Skip to main content

Former Quebec's Premier Jean Charest looks on while announcing that he will be stepping down as the Liberal party leader during a news conference at the National Assembly in Quebec City, Sept. 5, 2012.Mathieu Belanger/Reuters

As Jean Charest prepared to lead his final Liberal caucus meeting, the jockeying to replace him was already under way.

Most of the obvious candidates played their cards close as they arrived to bid farewell to Mr. Charest on Thursday morning. Only long–time cabinet minister Jean-Marc Fournier conclusively took his name off the list.

"I have no interest in the party leadership," said Mr. Fournier, before quickly opening the door to becoming interim leader. "When it comes to parliamentary duties, I will assume any responsibilities (the caucus) wants to give me."

Accompanied by his wife, Michèle Dionne, Mr. Charest received an extended standing ovation from the failed candidates and returned and retiring members of the National Assembly who surrounded him.

"It was a big decision to take yesterday, but I'm very happy this morning," said Mr. Charest.

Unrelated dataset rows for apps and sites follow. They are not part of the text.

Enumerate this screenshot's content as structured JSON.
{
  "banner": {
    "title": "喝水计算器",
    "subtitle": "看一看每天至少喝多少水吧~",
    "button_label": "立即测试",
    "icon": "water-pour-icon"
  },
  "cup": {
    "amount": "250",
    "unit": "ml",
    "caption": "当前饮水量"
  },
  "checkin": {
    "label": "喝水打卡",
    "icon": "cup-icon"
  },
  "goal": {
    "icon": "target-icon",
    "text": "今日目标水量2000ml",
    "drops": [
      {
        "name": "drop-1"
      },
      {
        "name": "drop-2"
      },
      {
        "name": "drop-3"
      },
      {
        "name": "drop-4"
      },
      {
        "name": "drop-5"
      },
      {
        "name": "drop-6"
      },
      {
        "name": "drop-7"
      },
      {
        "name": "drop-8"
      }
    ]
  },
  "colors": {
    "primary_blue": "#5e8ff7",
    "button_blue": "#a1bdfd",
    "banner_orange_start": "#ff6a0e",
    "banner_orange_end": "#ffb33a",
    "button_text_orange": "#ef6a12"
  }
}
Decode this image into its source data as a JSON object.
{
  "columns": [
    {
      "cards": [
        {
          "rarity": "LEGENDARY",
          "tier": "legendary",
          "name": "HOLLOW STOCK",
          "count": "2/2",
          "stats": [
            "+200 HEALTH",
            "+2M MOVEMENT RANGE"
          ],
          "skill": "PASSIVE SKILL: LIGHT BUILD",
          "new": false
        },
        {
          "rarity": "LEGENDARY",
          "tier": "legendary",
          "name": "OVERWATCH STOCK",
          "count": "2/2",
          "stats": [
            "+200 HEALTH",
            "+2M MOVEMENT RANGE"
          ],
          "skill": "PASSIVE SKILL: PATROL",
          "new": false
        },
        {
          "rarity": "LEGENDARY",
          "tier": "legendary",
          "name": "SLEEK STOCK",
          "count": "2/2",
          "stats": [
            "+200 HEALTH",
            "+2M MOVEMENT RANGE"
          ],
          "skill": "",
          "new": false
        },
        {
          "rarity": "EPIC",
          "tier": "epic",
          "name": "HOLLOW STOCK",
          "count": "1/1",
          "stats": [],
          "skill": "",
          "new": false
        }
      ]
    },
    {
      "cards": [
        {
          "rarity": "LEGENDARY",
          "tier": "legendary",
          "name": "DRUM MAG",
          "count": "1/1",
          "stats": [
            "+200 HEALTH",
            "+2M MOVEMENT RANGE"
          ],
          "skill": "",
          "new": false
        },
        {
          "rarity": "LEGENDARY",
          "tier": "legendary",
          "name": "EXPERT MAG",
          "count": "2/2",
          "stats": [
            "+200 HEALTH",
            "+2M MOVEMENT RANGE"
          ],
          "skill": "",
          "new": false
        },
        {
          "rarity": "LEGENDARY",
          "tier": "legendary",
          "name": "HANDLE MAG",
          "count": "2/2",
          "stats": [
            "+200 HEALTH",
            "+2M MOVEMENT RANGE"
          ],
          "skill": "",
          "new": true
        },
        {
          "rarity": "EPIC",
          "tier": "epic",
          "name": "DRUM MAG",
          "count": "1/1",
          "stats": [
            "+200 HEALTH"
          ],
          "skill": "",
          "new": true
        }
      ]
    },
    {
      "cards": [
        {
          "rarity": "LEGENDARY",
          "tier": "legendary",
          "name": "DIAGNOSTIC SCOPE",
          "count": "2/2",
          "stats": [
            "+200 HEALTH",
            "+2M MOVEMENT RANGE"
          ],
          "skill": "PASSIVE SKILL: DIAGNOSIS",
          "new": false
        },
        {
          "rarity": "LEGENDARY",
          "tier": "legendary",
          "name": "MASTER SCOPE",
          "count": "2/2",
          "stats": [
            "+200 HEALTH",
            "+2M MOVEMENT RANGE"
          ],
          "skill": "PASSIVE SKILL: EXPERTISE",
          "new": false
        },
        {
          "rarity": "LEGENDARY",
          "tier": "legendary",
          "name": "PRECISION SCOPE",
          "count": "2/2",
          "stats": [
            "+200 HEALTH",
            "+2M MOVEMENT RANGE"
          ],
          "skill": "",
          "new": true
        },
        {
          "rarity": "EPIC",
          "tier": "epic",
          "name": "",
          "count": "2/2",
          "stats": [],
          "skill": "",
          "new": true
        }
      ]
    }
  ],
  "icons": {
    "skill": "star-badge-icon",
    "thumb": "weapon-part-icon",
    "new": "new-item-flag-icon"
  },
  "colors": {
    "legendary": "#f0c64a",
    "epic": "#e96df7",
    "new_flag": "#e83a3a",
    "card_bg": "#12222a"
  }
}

The Liberals are expected to pick an interim leader at the next caucus meeting next Wednesday.

A leadership race is virtually unknown territory for many Quebec Liberals. The last real race was in 1983, when Robert Bourassa outpaced a young member of the legislature named Pierre Paradis and fellow rival Daniel Johnson.

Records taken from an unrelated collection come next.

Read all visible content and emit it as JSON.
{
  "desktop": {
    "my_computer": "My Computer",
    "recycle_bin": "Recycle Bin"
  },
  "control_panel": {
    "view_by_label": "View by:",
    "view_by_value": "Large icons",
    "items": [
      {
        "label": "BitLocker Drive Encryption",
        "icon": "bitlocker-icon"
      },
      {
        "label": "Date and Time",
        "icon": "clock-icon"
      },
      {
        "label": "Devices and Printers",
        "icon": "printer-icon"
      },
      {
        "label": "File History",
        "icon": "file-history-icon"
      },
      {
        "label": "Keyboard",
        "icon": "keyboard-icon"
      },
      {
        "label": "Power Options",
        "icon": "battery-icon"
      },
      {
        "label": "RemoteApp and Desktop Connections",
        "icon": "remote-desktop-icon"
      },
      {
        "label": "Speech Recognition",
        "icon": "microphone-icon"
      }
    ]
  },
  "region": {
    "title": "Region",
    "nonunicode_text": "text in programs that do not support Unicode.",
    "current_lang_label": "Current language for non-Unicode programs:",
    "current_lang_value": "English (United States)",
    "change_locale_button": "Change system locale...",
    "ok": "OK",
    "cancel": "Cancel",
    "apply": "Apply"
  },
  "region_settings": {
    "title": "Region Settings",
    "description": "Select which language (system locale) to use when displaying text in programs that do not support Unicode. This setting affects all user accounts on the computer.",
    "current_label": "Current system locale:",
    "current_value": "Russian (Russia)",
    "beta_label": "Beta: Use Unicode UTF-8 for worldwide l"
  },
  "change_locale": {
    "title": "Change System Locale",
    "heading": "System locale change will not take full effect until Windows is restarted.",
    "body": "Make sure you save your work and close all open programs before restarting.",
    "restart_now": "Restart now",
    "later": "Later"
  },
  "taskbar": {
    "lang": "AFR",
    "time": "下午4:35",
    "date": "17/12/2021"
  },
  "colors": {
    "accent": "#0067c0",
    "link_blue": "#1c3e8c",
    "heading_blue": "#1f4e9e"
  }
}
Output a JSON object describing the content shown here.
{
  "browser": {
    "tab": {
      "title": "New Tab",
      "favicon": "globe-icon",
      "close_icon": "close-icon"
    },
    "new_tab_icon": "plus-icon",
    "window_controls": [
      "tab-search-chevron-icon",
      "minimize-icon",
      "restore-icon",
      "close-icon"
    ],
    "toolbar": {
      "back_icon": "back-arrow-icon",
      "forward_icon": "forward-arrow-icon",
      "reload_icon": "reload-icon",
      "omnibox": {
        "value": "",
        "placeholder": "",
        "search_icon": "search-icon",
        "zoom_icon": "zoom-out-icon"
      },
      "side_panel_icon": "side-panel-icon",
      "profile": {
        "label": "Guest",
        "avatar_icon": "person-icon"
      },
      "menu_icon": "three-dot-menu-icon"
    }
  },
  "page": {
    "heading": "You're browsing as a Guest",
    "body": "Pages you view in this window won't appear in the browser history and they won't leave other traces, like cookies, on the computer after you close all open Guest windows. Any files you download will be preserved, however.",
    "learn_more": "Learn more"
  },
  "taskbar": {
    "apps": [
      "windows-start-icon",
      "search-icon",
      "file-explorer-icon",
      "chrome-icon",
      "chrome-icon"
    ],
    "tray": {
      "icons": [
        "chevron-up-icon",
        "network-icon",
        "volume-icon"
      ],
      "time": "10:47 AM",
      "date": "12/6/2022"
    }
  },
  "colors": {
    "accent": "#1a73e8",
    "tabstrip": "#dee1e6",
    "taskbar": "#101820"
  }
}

Mr. Paradis, who is still a member of the National Assembly, did not rule out running again 29 years later. He will have a long hill to climb after quarrelling with Mr. Charest, being excluded from cabinet and spending extended periods in self-imposed exile from Liberal caucus meetings.

Transport Minister Pierre Moreau and Sam Hamad, the minister of Economic Development, would only pay tribute to Mr. Charest for his nine years as premier.

Finance Minister Raymond Bachand said he was consulting with his wife. One of the older members of the Charest government, he was asked if his age of 64 would be an impediment.

"My father was in great shape to age 92," Mr. Bachand shot back. "I'm going to think about it before I answer. I'm going to talk to my wife."

Mr. Bachand and several outgoing members of the government admitted the Liberal Party needs re-invigorating after nine years in power.

They also agreed with a slim minority Parti Québécois government coming into power, the Liberals can't take too long to pick a new leader. Mr. Fournier, who worked briefly as an adviser to former federal Liberal Leader Michael Ignatieff, said the NDP's lengthy leadership race showed the importance of expediting matters.

"The NDP's recent experience shows it's important not to completely abandon parliamentary work. We can't afford a vacation from our responsibilities in the National Assembly," said Mr. Fournier. "We'll take our time to do things properly, but work must carry on."

Report an error

Editorial code of conduct